### What you need to do
Below are records. Find each line in them that holds the word "object" and copy it.

### Provided data
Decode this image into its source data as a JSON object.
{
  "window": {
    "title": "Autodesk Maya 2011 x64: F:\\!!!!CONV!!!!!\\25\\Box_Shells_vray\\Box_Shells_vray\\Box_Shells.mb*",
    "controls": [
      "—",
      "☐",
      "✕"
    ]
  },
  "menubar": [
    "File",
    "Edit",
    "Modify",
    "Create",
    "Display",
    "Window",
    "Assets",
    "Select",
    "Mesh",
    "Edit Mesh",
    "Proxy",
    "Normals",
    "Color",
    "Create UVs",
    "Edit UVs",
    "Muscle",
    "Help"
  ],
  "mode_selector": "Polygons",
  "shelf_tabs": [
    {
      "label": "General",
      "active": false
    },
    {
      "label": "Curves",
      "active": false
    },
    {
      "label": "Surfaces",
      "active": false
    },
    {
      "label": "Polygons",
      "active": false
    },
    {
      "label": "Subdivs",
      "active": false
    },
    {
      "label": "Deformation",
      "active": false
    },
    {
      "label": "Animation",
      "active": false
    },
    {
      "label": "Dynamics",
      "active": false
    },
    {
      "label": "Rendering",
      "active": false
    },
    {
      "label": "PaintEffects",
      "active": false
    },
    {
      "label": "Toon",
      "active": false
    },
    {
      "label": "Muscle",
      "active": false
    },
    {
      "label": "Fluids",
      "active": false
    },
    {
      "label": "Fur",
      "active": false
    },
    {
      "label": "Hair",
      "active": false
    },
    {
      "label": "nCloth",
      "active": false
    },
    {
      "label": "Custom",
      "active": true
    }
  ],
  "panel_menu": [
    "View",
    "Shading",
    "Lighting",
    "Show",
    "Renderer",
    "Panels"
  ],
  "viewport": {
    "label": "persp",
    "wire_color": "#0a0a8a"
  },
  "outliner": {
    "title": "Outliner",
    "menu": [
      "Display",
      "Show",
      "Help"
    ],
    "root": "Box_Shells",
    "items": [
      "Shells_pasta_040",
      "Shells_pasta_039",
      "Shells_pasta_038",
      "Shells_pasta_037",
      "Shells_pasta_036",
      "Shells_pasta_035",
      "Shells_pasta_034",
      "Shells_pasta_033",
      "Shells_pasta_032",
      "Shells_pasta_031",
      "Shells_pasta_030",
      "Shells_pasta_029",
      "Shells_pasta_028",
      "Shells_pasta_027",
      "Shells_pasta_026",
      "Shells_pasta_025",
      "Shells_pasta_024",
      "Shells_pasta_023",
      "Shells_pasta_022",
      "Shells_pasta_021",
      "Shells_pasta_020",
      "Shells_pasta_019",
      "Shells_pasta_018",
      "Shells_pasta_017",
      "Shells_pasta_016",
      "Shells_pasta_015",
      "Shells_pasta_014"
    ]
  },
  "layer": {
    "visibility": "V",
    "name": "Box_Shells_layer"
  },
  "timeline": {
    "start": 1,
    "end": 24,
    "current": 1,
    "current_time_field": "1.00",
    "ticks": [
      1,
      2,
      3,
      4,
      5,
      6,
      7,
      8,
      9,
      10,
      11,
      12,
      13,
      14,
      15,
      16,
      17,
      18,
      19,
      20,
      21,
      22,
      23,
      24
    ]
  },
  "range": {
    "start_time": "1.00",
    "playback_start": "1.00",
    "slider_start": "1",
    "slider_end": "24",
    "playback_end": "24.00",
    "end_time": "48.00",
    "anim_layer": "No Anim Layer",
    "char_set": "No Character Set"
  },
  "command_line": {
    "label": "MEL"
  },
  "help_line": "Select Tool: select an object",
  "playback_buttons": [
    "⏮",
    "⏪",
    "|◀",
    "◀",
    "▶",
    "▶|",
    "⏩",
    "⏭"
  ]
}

### Output for this task
Decode this image into its source data as a JSON object.
  "help_line": "Select Tool: select an object",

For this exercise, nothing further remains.